**Data records**
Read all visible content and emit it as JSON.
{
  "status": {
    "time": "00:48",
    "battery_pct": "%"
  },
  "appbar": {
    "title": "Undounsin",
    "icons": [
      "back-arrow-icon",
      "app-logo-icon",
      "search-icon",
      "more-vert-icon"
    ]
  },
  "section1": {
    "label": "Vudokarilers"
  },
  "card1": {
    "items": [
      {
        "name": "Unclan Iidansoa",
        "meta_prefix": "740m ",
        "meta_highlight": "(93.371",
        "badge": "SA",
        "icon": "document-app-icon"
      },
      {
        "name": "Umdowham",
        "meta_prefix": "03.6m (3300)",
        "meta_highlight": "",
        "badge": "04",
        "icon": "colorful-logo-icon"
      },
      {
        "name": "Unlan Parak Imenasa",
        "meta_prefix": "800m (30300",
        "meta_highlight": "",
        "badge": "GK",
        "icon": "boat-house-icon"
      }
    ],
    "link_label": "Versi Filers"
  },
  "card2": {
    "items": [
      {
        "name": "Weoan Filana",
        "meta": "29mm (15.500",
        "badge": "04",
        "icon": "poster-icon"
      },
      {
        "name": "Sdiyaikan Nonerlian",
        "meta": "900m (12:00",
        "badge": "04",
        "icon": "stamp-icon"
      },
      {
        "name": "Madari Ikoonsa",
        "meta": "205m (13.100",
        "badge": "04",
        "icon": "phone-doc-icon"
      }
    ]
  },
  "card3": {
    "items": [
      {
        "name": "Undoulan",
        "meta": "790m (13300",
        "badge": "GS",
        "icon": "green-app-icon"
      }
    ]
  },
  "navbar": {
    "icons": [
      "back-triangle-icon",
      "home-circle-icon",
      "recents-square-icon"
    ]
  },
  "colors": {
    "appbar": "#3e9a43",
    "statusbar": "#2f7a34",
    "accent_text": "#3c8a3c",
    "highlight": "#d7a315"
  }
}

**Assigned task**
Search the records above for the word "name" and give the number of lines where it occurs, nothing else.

**Result of this task**
7